By Rachel Tinker

So, you’re applying for your first internship. You have very little organization experience, but you have learned a lot about the industry from classes, and that’s okay. Everyone must start somewhere. Below are some ways you can best highlight your course experiences during the internship application process.

On Your Resume or In Your ePortfolio

If you have coursework that will help you stand out, such as writing samples, graphic design projects, multimedia content and more, consider making an ePortfolio. Take advantage of the School of Communications resources  to help you create an effective one. If you’ve worked with a client for a class, highlight that work in your ePortfolio, or even on your resume. Be mindful that you may have signed non-disclosure agreements with the client , so make sure you have permission first to include this work in an  eportfolio.  It’s best to ask  your professor or client. If you cannot use your work, your resume can also be a great place to feature some of the work you’ve completed. Examples of how to do that can be found on The Balance. Featuring your work in an eportfolio is always preferred, but either way, it allows for a hiring manager to get a better sense of your knowledge.

In Your Cover Letter

Your cover letter is a great place to reference an experience you’ve had working with a client. The SPDC offers a cover letter writing guide that helps with the structure. If you lack professional experience, consider highlighting how you used your skills or qualifications in your class. Consider how your coursework has challenged you to develop and use skills that would be useful in the internship.  This will demonstrate a greater understanding of the internship position, while also showing that you have the skills necessary to be a great intern.

In An Interview

An interview is the perfect time to bring up concrete examples of your expertise, even if those experiences are through the classroom. In the interview for my first internship, I brought up working with a client in my Strategic Campaigns class. My work with that client captured just about every element of work I would be doing in my internship, from strategic planning to developing content. Discussing my coursework and what I learned from it allowed my employer to get to know me in a more personal way.
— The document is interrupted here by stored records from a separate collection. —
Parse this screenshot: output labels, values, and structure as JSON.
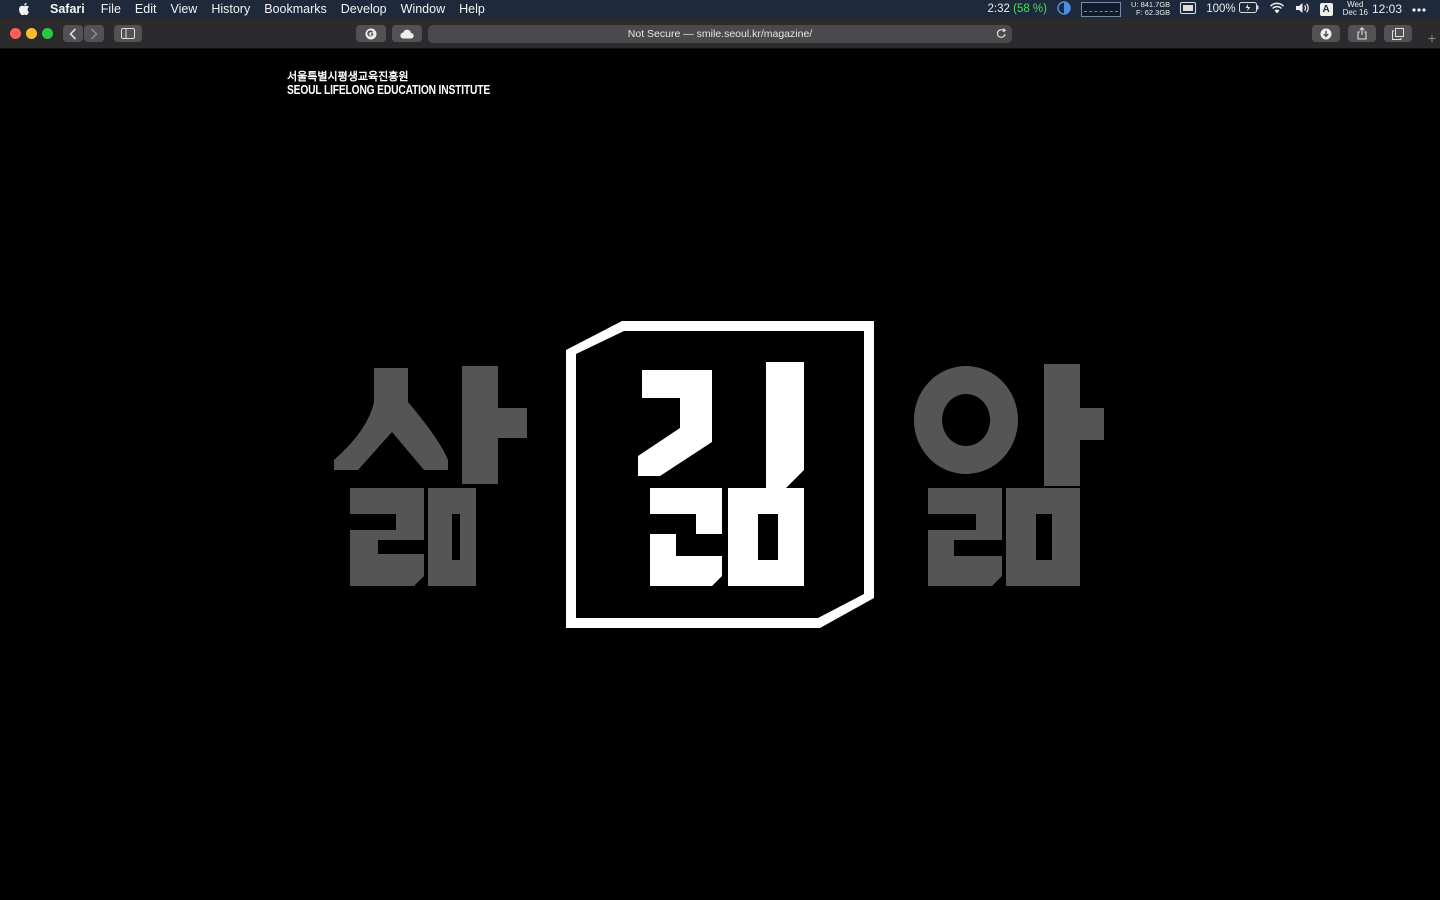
{
  "menubar": {
    "app_name": "Safari",
    "menus": [
      "File",
      "Edit",
      "View",
      "History",
      "Bookmarks",
      "Develop",
      "Window",
      "Help"
    ],
    "battery_time": "2:32",
    "battery_pct_paren": "(58 %)",
    "disk_used": "U: 841.7GB",
    "disk_free": "F:  62.3GB",
    "battery_level": "100%",
    "keyboard_input": "A",
    "date": "Wed\nDec 16",
    "date_day": "Wed",
    "date_month": "Dec 16",
    "clock": "12:03"
  },
  "toolbar": {
    "address_text": "Not Secure — smile.seoul.kr/magazine/"
  },
  "page": {
    "logo_korean": "서울특별시평생교육진흥원",
    "logo_english": "SEOUL LIFELONG EDUCATION INSTITUTE"
  },
  "colors": {
    "background": "#000000",
    "hero_gray": "#555555",
    "hero_white": "#ffffff"
  },
  "icons": {
    "apple": "apple-icon",
    "back": "chevron-left-icon",
    "forward": "chevron-right-icon",
    "sidebar": "sidebar-icon",
    "reload": "reload-icon"
  }
}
Rather than speaking generally, I could draw on my actual experiences that would benefit me as an intern, and I got hired!
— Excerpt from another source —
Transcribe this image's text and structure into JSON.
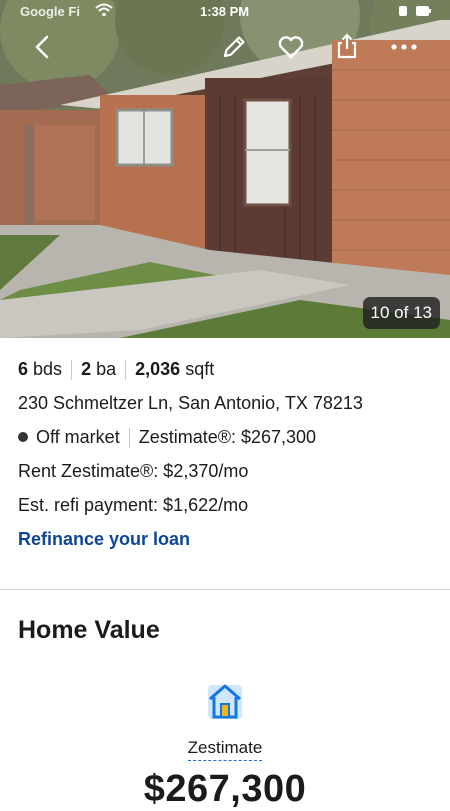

Coursework is not a replacement for getting involved in student professional organizations and faciltiies, but it can help set you apart as a candidate ready for a working environment.